## Exercise description
In the data below, how many lines include the word "workflows"? Give only the number.
• • •
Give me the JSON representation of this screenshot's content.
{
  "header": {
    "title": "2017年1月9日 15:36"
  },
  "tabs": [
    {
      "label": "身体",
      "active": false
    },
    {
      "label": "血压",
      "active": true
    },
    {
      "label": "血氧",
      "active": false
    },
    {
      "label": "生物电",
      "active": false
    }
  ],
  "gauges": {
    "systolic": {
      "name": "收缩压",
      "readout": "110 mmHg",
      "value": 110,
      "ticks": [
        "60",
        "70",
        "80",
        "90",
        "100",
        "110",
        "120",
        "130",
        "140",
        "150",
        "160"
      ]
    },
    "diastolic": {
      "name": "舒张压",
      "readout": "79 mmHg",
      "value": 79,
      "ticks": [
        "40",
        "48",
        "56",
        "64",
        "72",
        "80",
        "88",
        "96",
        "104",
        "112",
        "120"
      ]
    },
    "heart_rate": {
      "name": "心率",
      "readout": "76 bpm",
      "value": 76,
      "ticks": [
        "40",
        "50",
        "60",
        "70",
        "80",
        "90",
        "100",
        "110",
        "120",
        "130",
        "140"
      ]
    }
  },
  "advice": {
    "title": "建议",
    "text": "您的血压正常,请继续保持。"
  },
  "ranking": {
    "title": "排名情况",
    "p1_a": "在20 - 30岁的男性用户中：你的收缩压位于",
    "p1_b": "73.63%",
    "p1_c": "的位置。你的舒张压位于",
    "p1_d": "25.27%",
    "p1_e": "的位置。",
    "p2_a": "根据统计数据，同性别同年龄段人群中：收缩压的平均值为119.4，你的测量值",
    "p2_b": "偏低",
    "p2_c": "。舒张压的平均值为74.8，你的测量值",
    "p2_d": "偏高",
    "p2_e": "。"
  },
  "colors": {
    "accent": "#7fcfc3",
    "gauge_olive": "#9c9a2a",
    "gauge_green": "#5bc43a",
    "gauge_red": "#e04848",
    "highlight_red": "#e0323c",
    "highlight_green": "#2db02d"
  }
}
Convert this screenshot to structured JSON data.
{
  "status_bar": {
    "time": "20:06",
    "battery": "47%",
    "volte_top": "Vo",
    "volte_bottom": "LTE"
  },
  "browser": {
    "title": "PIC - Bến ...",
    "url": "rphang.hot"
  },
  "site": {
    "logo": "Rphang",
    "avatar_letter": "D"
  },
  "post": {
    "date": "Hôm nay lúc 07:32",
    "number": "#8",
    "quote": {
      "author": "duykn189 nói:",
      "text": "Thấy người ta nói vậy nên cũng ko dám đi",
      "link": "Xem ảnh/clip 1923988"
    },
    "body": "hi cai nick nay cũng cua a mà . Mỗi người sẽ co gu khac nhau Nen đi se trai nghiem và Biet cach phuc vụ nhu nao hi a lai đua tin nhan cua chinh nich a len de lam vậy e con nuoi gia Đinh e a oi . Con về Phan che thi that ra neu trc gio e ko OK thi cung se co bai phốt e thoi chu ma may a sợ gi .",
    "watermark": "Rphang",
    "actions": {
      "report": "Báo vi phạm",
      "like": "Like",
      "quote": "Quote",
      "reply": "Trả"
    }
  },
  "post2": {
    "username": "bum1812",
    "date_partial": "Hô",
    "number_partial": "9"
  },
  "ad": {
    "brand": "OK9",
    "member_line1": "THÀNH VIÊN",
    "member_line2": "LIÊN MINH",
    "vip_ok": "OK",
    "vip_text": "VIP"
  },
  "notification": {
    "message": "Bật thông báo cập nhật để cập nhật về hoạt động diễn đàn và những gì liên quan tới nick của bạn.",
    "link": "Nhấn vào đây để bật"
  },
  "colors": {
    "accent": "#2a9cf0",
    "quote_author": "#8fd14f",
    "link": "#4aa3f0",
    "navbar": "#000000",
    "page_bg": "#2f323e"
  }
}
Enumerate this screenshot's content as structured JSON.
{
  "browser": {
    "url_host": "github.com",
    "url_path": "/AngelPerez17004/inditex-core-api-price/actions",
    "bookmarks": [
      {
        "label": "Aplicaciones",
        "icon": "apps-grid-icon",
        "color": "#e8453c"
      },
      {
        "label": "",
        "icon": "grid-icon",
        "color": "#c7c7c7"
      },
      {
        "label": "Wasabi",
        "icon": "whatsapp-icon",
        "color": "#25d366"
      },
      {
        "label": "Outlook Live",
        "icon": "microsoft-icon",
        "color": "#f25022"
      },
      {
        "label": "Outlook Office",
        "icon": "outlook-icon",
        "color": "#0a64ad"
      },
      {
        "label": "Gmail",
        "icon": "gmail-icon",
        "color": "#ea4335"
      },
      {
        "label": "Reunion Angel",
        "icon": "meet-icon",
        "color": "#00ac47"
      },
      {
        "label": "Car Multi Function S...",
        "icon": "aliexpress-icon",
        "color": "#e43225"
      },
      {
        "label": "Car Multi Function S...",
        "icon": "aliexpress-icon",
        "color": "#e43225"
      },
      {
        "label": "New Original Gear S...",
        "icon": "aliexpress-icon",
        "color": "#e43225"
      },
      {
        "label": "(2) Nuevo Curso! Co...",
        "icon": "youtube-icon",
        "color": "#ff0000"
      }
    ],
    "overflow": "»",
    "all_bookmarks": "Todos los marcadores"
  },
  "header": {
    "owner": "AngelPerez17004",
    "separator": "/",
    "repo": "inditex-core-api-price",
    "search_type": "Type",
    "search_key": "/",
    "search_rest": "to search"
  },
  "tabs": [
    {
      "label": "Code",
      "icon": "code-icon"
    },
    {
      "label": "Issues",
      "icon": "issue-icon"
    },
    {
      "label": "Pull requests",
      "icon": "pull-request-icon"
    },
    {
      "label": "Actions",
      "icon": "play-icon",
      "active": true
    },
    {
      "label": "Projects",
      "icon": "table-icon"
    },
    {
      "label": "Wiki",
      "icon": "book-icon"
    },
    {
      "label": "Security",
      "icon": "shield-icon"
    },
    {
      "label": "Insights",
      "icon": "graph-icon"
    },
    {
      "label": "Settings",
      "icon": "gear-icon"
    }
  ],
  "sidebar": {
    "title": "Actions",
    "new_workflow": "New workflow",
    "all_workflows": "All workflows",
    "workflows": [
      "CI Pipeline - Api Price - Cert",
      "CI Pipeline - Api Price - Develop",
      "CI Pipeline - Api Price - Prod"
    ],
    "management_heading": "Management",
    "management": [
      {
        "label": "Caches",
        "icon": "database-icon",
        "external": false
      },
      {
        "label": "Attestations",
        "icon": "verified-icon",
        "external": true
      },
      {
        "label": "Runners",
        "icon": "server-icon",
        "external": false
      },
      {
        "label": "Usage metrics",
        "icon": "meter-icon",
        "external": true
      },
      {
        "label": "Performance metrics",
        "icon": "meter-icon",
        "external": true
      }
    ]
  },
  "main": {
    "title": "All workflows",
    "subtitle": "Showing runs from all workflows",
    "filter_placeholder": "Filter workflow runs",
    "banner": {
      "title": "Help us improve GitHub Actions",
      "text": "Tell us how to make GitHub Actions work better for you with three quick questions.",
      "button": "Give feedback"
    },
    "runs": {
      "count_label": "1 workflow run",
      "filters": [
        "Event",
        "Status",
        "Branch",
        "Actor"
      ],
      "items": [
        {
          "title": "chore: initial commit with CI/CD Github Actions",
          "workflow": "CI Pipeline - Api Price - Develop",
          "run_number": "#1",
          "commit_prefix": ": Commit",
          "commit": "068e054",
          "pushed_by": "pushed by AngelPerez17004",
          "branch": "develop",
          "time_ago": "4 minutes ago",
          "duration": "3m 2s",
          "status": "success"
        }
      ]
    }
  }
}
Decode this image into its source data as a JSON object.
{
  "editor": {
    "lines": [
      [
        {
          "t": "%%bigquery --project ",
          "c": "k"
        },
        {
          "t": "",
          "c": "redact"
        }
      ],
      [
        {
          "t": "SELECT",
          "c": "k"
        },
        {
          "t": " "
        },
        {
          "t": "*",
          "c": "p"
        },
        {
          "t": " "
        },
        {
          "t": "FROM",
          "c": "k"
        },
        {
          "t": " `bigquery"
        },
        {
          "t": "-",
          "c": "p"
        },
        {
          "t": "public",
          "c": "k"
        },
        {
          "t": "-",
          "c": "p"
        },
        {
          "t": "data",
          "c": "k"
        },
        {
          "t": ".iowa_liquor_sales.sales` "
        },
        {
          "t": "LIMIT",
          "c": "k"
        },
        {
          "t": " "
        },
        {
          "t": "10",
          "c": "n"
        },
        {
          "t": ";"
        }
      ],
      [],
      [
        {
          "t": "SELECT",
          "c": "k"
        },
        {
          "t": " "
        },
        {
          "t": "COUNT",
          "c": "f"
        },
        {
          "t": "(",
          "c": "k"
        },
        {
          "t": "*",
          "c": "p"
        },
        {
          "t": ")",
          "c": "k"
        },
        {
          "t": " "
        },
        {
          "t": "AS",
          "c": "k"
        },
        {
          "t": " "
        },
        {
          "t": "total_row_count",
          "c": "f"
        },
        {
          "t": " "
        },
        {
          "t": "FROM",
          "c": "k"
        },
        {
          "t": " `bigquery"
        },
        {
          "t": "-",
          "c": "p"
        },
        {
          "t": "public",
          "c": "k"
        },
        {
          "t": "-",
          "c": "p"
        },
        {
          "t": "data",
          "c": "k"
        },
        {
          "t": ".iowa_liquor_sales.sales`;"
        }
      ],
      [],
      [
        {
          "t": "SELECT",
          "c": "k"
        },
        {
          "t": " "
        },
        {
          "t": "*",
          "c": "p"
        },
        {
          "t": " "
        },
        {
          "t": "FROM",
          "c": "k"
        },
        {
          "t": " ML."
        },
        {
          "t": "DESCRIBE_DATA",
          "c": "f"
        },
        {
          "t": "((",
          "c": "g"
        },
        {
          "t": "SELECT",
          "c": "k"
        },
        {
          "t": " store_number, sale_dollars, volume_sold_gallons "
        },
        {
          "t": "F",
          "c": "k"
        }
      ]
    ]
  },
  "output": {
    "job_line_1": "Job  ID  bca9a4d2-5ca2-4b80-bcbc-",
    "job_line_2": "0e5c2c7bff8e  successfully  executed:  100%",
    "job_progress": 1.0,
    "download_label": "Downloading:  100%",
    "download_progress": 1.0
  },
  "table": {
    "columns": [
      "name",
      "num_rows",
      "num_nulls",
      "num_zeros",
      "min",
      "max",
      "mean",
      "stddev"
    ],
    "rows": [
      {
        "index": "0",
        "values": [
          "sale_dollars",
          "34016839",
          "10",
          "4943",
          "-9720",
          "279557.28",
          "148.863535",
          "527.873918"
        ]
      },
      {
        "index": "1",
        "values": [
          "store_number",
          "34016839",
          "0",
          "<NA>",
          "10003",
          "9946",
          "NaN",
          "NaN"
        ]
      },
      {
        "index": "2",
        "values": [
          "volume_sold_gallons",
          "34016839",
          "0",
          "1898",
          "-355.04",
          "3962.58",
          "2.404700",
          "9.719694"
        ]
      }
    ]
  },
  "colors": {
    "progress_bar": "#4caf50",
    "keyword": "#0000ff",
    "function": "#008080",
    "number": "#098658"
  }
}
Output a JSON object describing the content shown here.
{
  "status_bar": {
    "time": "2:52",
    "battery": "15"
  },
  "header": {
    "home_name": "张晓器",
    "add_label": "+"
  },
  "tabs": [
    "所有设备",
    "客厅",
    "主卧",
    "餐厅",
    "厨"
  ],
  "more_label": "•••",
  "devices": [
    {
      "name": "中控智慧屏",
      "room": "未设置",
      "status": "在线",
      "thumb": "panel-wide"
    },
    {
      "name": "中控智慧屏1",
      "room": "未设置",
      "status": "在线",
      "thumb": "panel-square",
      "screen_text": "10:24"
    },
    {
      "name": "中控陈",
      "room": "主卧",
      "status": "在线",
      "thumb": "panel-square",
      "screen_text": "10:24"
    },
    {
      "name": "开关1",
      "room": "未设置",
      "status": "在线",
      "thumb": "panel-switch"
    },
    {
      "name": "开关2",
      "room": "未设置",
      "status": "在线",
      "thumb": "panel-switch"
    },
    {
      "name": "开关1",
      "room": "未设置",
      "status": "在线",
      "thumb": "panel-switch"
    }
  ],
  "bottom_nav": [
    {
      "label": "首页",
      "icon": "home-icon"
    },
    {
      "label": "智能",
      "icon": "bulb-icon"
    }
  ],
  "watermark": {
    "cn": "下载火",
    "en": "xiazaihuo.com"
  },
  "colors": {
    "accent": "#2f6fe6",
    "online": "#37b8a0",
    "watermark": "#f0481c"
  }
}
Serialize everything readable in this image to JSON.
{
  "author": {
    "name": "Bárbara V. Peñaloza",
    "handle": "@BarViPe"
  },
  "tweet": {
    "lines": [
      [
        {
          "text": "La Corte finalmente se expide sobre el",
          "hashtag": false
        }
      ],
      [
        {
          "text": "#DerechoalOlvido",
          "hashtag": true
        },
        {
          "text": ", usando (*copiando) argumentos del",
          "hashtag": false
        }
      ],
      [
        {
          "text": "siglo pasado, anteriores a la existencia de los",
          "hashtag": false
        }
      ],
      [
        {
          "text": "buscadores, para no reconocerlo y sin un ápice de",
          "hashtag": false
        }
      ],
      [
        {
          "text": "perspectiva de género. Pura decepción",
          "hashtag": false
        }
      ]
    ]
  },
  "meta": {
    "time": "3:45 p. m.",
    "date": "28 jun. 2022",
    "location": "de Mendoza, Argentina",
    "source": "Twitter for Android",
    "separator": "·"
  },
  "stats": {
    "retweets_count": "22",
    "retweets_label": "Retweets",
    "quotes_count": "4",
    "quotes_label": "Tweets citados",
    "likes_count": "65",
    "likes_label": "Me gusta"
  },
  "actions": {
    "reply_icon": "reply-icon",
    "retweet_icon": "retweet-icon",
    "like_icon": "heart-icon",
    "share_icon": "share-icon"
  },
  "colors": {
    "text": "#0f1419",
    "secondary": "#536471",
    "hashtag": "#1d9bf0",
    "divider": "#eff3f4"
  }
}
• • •
## Reply
4